I'd like the data beneath this line reproduced exactly, without any of its images.

--- DATA RECORDS Enclosed Below ---

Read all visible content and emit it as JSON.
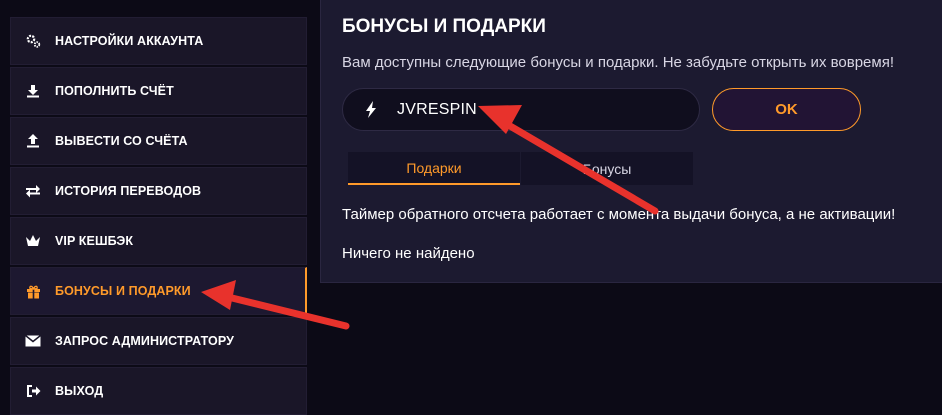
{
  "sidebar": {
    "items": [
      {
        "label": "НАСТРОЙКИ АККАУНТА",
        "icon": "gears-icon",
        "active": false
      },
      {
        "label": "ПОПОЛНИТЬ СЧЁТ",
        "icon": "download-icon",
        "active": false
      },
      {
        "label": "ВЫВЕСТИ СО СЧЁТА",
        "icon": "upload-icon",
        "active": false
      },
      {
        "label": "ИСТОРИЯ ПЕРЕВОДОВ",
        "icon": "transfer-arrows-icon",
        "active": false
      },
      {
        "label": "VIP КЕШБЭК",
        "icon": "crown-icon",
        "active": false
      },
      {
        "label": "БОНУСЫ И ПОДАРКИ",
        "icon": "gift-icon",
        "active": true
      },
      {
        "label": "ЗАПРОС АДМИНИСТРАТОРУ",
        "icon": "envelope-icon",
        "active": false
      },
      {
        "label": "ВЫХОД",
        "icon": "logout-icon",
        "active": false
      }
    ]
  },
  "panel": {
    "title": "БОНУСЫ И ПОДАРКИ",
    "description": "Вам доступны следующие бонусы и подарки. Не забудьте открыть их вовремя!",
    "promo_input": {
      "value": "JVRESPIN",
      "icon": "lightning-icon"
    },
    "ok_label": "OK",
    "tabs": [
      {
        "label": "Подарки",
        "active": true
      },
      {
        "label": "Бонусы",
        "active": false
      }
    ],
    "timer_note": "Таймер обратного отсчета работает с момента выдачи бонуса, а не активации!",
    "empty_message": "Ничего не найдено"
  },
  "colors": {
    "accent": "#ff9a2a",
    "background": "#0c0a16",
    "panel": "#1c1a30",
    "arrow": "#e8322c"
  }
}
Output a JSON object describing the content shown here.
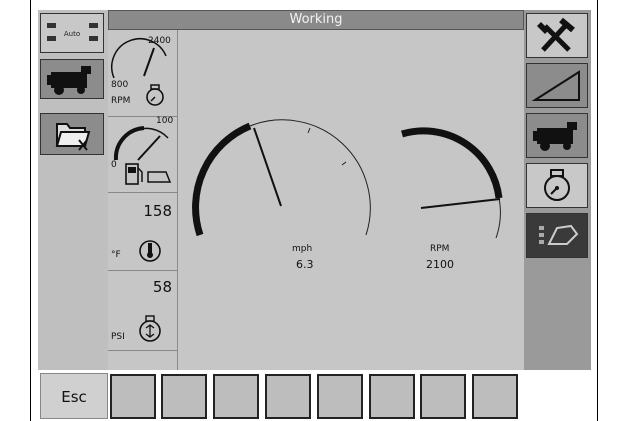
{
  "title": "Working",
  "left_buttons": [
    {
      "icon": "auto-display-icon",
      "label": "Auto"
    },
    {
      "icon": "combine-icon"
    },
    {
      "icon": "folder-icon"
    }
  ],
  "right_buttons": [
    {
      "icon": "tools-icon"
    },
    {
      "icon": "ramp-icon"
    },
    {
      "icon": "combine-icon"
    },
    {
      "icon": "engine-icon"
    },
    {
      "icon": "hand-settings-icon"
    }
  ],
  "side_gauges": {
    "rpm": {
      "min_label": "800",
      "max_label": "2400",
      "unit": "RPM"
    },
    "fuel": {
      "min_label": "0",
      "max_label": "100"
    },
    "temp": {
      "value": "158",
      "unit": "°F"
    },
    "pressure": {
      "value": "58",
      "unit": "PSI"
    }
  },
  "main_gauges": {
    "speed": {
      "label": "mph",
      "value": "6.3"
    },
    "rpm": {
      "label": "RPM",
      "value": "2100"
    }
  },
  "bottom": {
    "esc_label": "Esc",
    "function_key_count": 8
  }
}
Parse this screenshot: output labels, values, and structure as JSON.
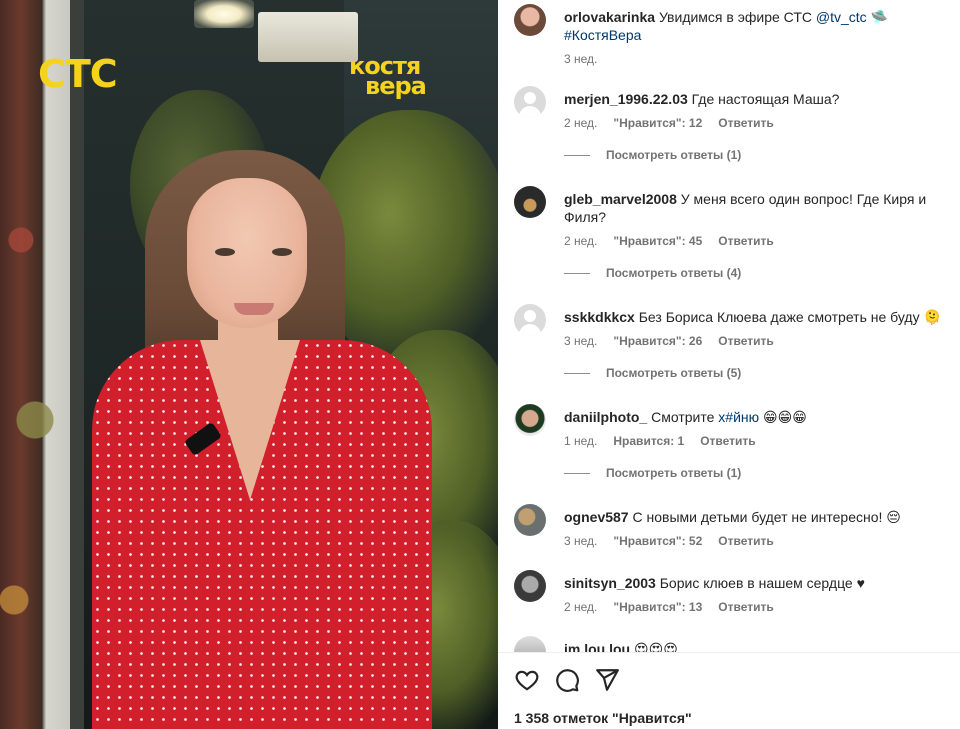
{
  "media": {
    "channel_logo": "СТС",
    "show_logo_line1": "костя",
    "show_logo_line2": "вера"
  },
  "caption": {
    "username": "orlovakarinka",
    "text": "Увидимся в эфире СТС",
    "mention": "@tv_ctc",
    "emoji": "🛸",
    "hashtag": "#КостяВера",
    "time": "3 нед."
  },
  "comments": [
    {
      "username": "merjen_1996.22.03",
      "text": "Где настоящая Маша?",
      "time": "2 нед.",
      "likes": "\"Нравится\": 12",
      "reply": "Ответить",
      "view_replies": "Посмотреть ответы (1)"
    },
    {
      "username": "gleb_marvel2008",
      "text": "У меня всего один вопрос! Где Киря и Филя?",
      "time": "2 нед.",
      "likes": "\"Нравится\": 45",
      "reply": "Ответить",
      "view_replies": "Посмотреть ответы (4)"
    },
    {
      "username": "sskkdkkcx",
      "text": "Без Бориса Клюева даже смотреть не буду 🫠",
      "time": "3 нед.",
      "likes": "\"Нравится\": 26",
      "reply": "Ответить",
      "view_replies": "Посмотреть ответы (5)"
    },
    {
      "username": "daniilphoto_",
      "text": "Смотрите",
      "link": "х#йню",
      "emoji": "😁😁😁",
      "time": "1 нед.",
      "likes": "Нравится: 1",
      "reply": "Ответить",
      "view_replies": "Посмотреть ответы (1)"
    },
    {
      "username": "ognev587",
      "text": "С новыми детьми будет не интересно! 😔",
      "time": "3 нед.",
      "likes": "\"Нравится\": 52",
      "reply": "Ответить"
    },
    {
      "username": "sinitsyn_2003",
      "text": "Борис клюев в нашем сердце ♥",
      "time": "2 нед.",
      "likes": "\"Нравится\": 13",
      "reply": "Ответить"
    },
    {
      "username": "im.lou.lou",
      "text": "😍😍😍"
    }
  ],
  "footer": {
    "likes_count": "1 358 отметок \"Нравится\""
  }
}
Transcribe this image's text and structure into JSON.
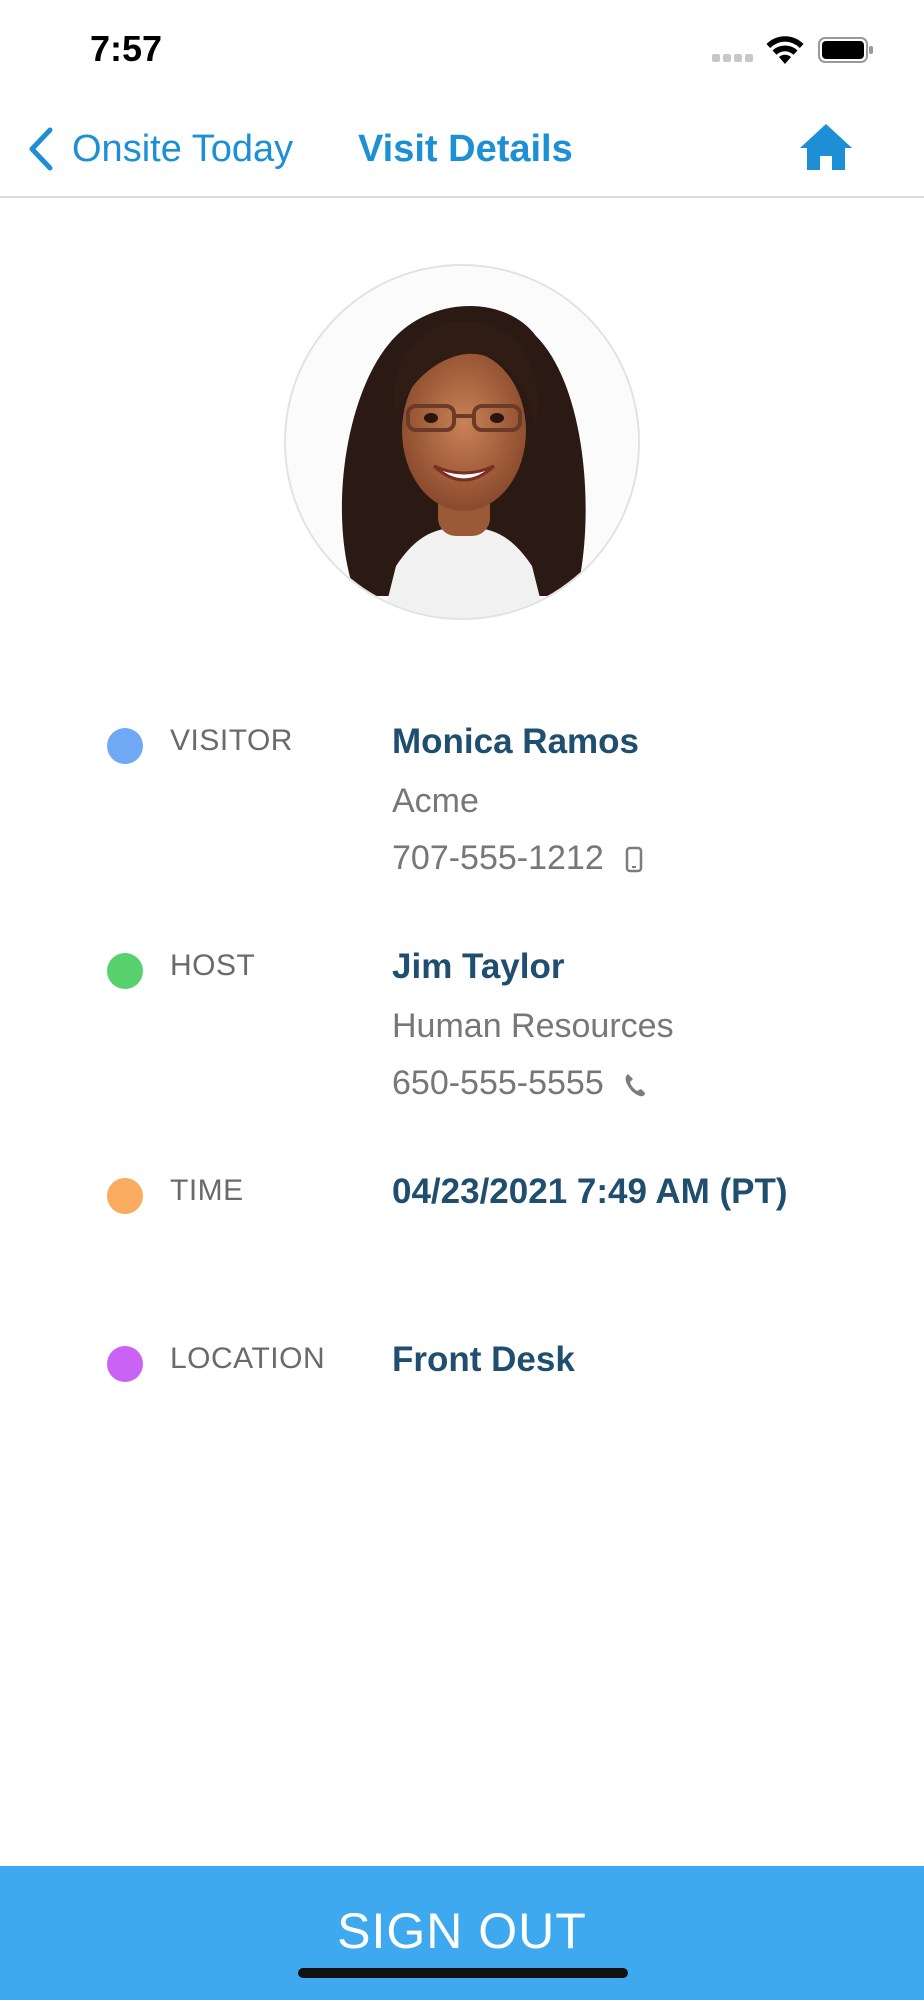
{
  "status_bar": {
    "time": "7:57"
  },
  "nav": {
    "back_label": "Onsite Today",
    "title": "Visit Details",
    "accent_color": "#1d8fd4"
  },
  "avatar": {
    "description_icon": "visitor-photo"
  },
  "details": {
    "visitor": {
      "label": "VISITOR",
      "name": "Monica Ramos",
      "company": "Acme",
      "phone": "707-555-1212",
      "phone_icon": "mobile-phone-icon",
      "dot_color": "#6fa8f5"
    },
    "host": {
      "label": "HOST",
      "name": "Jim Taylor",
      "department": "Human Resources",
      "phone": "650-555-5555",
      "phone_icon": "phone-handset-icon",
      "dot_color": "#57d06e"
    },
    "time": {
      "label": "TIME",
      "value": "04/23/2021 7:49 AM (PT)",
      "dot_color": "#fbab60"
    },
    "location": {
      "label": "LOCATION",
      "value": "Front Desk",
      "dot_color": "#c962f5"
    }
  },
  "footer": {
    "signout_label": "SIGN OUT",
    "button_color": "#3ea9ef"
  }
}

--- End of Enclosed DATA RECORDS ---

_TASK OUTPUT_
Read all visible content and emit it as JSON.
{
  "sidebar": {
    "items": [
      {
        "label": "НАСТРОЙКИ АККАУНТА",
        "icon": "gears-icon",
        "active": false
      },
      {
        "label": "ПОПОЛНИТЬ СЧЁТ",
        "icon": "download-icon",
        "active": false
      },
      {
        "label": "ВЫВЕСТИ СО СЧЁТА",
        "icon": "upload-icon",
        "active": false
      },
      {
        "label": "ИСТОРИЯ ПЕРЕВОДОВ",
        "icon": "transfer-arrows-icon",
        "active": false
      },
      {
        "label": "VIP КЕШБЭК",
        "icon": "crown-icon",
        "active": false
      },
      {
        "label": "БОНУСЫ И ПОДАРКИ",
        "icon": "gift-icon",
        "active": true
      },
      {
        "label": "ЗАПРОС АДМИНИСТРАТОРУ",
        "icon": "envelope-icon",
        "active": false
      },
      {
        "label": "ВЫХОД",
        "icon": "logout-icon",
        "active": false
      }
    ]
  },
  "panel": {
    "title": "БОНУСЫ И ПОДАРКИ",
    "description": "Вам доступны следующие бонусы и подарки. Не забудьте открыть их вовремя!",
    "promo_input": {
      "value": "JVRESPIN",
      "icon": "lightning-icon"
    },
    "ok_label": "OK",
    "tabs": [
      {
        "label": "Подарки",
        "active": true
      },
      {
        "label": "Бонусы",
        "active": false
      }
    ],
    "timer_note": "Таймер обратного отсчета работает с момента выдачи бонуса, а не активации!",
    "empty_message": "Ничего не найдено"
  },
  "colors": {
    "accent": "#ff9a2a",
    "background": "#0c0a16",
    "panel": "#1c1a30",
    "arrow": "#e8322c"
  }
}
Output a JSON object describing the content shown here.
{
  "title": "Working",
  "left_buttons": [
    {
      "icon": "auto-display-icon",
      "label": "Auto"
    },
    {
      "icon": "combine-icon"
    },
    {
      "icon": "folder-icon"
    }
  ],
  "right_buttons": [
    {
      "icon": "tools-icon"
    },
    {
      "icon": "ramp-icon"
    },
    {
      "icon": "combine-icon"
    },
    {
      "icon": "engine-icon"
    },
    {
      "icon": "hand-settings-icon"
    }
  ],
  "side_gauges": {
    "rpm": {
      "min_label": "800",
      "max_label": "2400",
      "unit": "RPM"
    },
    "fuel": {
      "min_label": "0",
      "max_label": "100"
    },
    "temp": {
      "value": "158",
      "unit": "°F"
    },
    "pressure": {
      "value": "58",
      "unit": "PSI"
    }
  },
  "main_gauges": {
    "speed": {
      "label": "mph",
      "value": "6.3"
    },
    "rpm": {
      "label": "RPM",
      "value": "2100"
    }
  },
  "bottom": {
    "esc_label": "Esc",
    "function_key_count": 8
  }
}
Parse this screenshot: output labels, values, and structure as JSON.
{
  "media": {
    "channel_logo": "СТС",
    "show_logo_line1": "костя",
    "show_logo_line2": "вера"
  },
  "caption": {
    "username": "orlovakarinka",
    "text": "Увидимся в эфире СТС",
    "mention": "@tv_ctc",
    "emoji": "🛸",
    "hashtag": "#КостяВера",
    "time": "3 нед."
  },
  "comments": [
    {
      "username": "merjen_1996.22.03",
      "text": "Где настоящая Маша?",
      "time": "2 нед.",
      "likes": "\"Нравится\": 12",
      "reply": "Ответить",
      "view_replies": "Посмотреть ответы (1)"
    },
    {
      "username": "gleb_marvel2008",
      "text": "У меня всего один вопрос! Где Киря и Филя?",
      "time": "2 нед.",
      "likes": "\"Нравится\": 45",
      "reply": "Ответить",
      "view_replies": "Посмотреть ответы (4)"
    },
    {
      "username": "sskkdkkcx",
      "text": "Без Бориса Клюева даже смотреть не буду 🫠",
      "time": "3 нед.",
      "likes": "\"Нравится\": 26",
      "reply": "Ответить",
      "view_replies": "Посмотреть ответы (5)"
    },
    {
      "username": "daniilphoto_",
      "text": "Смотрите",
      "link": "х#йню",
      "emoji": "😁😁😁",
      "time": "1 нед.",
      "likes": "Нравится: 1",
      "reply": "Ответить",
      "view_replies": "Посмотреть ответы (1)"
    },
    {
      "username": "ognev587",
      "text": "С новыми детьми будет не интересно! 😔",
      "time": "3 нед.",
      "likes": "\"Нравится\": 52",
      "reply": "Ответить"
    },
    {
      "username": "sinitsyn_2003",
      "text": "Борис клюев в нашем сердце ♥",
      "time": "2 нед.",
      "likes": "\"Нравится\": 13",
      "reply": "Ответить"
    },
    {
      "username": "im.lou.lou",
      "text": "😍😍😍"
    }
  ],
  "footer": {
    "likes_count": "1 358 отметок \"Нравится\""
  }
}
Transcribe this image's text and structure into JSON.
{
  "status_bar": {
    "time": "7:57"
  },
  "nav": {
    "back_label": "Onsite Today",
    "title": "Visit Details",
    "accent_color": "#1d8fd4"
  },
  "avatar": {
    "description_icon": "visitor-photo"
  },
  "details": {
    "visitor": {
      "label": "VISITOR",
      "name": "Monica Ramos",
      "company": "Acme",
      "phone": "707-555-1212",
      "phone_icon": "mobile-phone-icon",
      "dot_color": "#6fa8f5"
    },
    "host": {
      "label": "HOST",
      "name": "Jim Taylor",
      "department": "Human Resources",
      "phone": "650-555-5555",
      "phone_icon": "phone-handset-icon",
      "dot_color": "#57d06e"
    },
    "time": {
      "label": "TIME",
      "value": "04/23/2021 7:49 AM (PT)",
      "dot_color": "#fbab60"
    },
    "location": {
      "label": "LOCATION",
      "value": "Front Desk",
      "dot_color": "#c962f5"
    }
  },
  "footer": {
    "signout_label": "SIGN OUT",
    "button_color": "#3ea9ef"
  }
}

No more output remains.